Promises to Pay

November 12, 2004

When I sit down and think about what a dollar really is; I am amazed at how simple the answer is. In simple terms a dollar is a "Promise To Pay." When examined from this point of view one begins to understand to true meaning of deficits. Now compound a promise to pay, one trillion times, seven trillion times or fifty trillion times. Gets a little frightening doesn't it?

When the owners of those "Promises To Pay" finally decide to collect on their debts what will they decide to settle for in payment? What do they want, as final payment, for having been so kind by accumulating our debt for all these years? The important point to remember is the fact that they have not been paid but only accepted a "Promise To Pay" as a pacifier for their goods and services. The story gets a little interesting when we look at it from this perspective. Just what could these owners of our "Promises To Pay" buy with their paper? I think the answer is anything they want! I think it is important to realize that the dollar is not payment but a pacifier until the possessor of that dollar decides what he wants to ultimately take in exchange for his products and service.

Now take a society that has temporarily lost its mind and gone on a buying binge where they are buying foreign goods and services at a deficit rate of $1.5 billion "Promises To Pay" everyday. Just exactly what are these people buying that is so important in their daily lives that they will eventually be selling their most prized and valuable assets, down the road, in exchange, to settle these outstanding "Promises To Pay?'

The most frightening point to this whole topic is the choice that the owners of these "Promises To Pay" will have when the time comes to rid themselves of these promises. These entities will have the option to purchase anything they want Will they be like the consumers in the U.S., a kid in the candy store, or will they be intelligent and purchase the items that they will absolutely need to maintain or achieve the standard of living they now have or want to achieve? My suspicion is that they will understand what they need and make very prudent purchases.

In today's world, nations are approaching a point in time where the true leaders recognize the shortcomings of their nations and are taking the appropriate steps necessary to guarantee that their people have a sufficient supply of natural resources to meet the growing demands of their people. This new supply shall be purchased with the hoard of dollars that they have now accumulated.

China has made a $5.5 Billion bid to buy Noranda. They are going after the largest mining company in Canada and they are only spending a small fraction of the "Promises To Pay" that they have accumulated. We bought worthless toys and widgets from them and they are now buying hard core, and might I say "dwindling supply" natural resources from the rest of the world. I think that the exchange of widgets for natural resources will be of much greater benefit to China than the U.S.

We have now approached a point in time where these holders of our debt are seeing the writing on the wall and they have decided that now is the time to begin to cash in their paper.

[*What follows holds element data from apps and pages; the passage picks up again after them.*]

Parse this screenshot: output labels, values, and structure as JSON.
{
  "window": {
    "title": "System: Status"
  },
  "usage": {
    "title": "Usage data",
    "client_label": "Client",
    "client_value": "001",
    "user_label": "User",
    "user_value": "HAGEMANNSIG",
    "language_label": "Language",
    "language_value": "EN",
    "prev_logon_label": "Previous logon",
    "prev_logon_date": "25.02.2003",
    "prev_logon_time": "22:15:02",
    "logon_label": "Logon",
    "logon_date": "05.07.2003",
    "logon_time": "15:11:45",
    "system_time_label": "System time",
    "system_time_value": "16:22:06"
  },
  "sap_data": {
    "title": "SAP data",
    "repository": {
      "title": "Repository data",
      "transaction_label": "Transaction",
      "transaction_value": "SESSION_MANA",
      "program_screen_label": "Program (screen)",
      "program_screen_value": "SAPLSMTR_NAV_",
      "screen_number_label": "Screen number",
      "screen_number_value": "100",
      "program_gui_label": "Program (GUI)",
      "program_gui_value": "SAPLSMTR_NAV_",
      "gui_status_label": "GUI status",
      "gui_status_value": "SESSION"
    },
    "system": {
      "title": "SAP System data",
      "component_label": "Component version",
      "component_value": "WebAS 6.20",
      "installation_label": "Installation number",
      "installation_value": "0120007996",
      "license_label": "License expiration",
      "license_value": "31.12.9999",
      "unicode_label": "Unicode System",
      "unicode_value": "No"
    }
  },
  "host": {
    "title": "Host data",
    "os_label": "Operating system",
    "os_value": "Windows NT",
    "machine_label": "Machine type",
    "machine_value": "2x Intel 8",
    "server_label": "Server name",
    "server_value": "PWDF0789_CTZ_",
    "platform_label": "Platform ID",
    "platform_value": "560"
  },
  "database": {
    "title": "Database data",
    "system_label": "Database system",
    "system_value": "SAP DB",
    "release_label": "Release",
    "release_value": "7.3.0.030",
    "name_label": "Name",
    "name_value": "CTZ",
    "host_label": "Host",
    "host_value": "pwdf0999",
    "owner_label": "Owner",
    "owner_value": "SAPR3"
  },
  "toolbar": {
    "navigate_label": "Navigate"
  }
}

The only recourse our officials have to stop this redistribution of assets is to tempt these people with a sweeter pacifier; this pacifier is rising interest rates. The only tool left to postpone this liquidation of dollars and subsequent purchase of natural resources is rising interest rates. How high will the rates ultimately go? I think a whole lot higher than the masses, who are buying these toys and widgets, can even begin to comprehend. I believe that the next five years will bring about dramatic changes in our lives and the purchases that we make. I believe that five years from now, as we compete for a supply of oil and natural resources that are simply not there, we will fully regret the day that we outsourced our manufacturing facilities and our jobs to these foreign countries.

The only way out of this mess, from my perspective, is the create something that the rest of the world must buy from U.S. I see the U.S. developing into a service sector attempting to absorb all the lost manufacturing and financial jobs of the past. The problem with the service sector is the fact that this does not create wealth but redistributes wealth.

I see true wealth as being created, through the making of goods, which is manufacturing; the growing of crops, which is agricultural; the creation of technology and the mining of natural resources. I am sure there are other areas but I hope I have been able to get my point across.

The more outsourcing that goes on in the U.S. the more wealth creation we send overseas. Personally, I hope we come to our senses and change the pattern of the future; if it is not already too late.

Hopefully, I have the problems of my e-mail list fixed. I have sent out two updates, if you have not received them then you need to contact me. Likewise, if you want on the list then, just e-mail me. Sorry for any inconveniences.

 

Mike Hoy

mhoy@neb.rr.com

 

12 November 2004

Mike Hoy is a graduate of the University of Nebraska with a business degree and a minor in economics.  Upon graduation in 1978 he was employed as a broker with a series 7 brokerage license.  Today, Mike is an investor who occasionally writes an e-mail update where he shares his favorite stocks and his opinions.  Occasionally Mike will take on companies as a public relations consultant.  

The California Gold Rush began on January 24, 1848 when gold was found by James W. Marshall at Sutter's Mill in Coloma.